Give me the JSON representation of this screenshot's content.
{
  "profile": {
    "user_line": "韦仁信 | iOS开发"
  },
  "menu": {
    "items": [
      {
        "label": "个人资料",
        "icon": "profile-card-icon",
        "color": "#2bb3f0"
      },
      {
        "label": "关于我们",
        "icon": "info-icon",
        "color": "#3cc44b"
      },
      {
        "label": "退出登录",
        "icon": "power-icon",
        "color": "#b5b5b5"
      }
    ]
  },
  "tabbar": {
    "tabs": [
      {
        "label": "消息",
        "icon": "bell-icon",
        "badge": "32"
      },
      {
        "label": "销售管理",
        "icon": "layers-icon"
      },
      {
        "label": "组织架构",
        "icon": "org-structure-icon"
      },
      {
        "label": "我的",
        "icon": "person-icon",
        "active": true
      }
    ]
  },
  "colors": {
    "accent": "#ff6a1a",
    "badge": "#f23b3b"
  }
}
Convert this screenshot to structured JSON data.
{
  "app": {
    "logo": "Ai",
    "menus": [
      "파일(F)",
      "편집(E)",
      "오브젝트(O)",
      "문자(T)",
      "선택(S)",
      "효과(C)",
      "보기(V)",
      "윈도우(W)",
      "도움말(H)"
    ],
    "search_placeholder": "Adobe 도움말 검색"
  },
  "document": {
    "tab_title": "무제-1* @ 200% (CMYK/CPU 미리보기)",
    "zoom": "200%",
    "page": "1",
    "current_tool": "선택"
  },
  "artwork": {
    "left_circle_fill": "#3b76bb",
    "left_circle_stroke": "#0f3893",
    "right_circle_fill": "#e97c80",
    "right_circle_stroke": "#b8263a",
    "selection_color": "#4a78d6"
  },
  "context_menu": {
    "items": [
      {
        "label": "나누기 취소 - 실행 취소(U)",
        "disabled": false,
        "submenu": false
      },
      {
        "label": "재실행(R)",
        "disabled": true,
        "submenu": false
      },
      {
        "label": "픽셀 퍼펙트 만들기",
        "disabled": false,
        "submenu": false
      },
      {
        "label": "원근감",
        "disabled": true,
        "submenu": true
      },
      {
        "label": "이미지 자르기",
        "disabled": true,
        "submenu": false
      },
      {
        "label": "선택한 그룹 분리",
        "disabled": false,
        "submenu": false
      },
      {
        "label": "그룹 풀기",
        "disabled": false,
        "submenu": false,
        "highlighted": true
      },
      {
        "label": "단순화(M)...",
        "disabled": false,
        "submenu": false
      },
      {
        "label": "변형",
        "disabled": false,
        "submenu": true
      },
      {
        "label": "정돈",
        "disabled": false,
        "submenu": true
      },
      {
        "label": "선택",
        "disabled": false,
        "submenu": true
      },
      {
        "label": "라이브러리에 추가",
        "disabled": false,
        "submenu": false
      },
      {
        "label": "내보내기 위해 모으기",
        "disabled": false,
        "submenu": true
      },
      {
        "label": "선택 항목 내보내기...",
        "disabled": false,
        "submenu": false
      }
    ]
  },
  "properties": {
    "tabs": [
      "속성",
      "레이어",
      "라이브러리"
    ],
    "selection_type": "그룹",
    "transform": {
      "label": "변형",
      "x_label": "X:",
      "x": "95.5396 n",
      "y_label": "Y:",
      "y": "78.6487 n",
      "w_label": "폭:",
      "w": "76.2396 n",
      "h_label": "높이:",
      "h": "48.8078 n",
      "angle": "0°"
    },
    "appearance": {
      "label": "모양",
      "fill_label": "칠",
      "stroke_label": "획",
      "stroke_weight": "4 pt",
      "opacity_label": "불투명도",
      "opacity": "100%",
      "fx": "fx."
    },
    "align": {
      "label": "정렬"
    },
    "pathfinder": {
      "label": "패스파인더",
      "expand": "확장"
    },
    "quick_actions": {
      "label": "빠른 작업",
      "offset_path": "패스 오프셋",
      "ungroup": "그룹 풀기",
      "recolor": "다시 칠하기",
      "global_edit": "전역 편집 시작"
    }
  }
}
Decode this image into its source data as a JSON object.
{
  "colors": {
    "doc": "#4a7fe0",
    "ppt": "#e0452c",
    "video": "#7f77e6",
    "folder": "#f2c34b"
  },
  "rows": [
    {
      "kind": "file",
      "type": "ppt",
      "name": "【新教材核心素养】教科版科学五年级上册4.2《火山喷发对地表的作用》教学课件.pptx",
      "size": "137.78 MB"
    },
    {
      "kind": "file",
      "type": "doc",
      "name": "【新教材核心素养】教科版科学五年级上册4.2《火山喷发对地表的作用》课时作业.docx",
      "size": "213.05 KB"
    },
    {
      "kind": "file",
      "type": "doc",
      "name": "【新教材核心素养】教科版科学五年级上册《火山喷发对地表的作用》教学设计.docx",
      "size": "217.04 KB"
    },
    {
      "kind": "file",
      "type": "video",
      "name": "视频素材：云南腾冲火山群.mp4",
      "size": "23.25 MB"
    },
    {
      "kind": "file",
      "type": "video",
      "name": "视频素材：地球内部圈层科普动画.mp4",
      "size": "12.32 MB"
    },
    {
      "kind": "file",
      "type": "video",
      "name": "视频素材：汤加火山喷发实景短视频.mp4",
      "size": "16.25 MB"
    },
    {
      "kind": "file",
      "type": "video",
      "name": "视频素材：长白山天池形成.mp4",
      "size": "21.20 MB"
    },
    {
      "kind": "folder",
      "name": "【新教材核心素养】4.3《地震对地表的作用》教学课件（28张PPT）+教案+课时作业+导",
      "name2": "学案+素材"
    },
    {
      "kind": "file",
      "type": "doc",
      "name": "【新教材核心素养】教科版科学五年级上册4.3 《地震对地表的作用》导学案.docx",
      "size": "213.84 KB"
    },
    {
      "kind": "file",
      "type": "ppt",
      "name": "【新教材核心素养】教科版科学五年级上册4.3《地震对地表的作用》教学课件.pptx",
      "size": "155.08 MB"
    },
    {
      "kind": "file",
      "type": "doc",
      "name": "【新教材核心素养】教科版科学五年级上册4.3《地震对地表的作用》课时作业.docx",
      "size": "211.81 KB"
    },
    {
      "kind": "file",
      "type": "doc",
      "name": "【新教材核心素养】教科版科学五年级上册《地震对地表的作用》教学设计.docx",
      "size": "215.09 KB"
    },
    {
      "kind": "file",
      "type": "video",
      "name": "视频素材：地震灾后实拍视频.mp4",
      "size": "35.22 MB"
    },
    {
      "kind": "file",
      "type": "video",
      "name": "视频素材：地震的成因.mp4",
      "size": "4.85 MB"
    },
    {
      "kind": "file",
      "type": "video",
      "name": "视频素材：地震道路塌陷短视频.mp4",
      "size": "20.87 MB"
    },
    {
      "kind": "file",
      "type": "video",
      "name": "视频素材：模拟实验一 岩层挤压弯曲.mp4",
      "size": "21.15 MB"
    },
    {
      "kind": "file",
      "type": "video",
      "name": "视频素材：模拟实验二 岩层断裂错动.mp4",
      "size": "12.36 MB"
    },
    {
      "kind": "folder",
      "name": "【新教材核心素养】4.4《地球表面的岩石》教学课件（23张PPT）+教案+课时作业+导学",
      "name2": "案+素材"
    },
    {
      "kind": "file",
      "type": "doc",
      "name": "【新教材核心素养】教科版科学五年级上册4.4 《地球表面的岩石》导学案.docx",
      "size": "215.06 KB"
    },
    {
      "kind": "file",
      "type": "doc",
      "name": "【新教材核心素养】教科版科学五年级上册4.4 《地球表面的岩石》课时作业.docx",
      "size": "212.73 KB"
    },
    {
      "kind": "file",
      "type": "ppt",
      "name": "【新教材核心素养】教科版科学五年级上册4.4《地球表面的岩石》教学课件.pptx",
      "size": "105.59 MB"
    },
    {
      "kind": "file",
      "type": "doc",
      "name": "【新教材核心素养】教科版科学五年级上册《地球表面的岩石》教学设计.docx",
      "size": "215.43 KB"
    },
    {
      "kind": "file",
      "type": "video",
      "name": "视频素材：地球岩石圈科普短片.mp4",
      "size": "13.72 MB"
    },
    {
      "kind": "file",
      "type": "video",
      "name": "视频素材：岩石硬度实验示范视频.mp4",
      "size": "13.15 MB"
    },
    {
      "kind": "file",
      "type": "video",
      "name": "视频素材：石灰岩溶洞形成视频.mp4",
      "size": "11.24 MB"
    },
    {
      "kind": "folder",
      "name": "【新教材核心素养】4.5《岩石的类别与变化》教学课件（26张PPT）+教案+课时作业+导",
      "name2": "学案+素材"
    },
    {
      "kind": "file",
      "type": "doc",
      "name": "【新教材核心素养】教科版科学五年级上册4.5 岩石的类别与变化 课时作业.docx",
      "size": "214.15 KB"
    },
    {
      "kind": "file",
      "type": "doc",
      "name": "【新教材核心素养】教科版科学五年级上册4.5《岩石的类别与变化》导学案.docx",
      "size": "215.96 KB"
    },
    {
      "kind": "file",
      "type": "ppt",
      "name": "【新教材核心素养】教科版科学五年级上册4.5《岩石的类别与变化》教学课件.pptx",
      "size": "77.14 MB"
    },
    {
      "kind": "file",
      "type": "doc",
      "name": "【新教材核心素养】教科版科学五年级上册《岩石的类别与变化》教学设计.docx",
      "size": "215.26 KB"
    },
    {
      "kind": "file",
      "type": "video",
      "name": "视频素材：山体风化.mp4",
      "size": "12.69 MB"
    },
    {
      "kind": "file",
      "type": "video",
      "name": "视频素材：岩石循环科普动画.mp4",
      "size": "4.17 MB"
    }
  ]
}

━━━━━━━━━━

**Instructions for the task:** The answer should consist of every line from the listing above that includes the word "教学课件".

**Exercise output:**
      "name": "【新教材核心素养】教科版科学五年级上册4.2《火山喷发对地表的作用》教学课件.pptx",
      "name": "【新教材核心素养】4.3《地震对地表的作用》教学课件（28张PPT）+教案+课时作业+导",
      "name": "【新教材核心素养】教科版科学五年级上册4.3《地震对地表的作用》教学课件.pptx",
      "name": "【新教材核心素养】4.4《地球表面的岩石》教学课件（23张PPT）+教案+课时作业+导学",
      "name": "【新教材核心素养】教科版科学五年级上册4.4《地球表面的岩石》教学课件.pptx",
      "name": "【新教材核心素养】4.5《岩石的类别与变化》教学课件（26张PPT）+教案+课时作业+导",
      "name": "【新教材核心素养】教科版科学五年级上册4.5《岩石的类别与变化》教学课件.pptx",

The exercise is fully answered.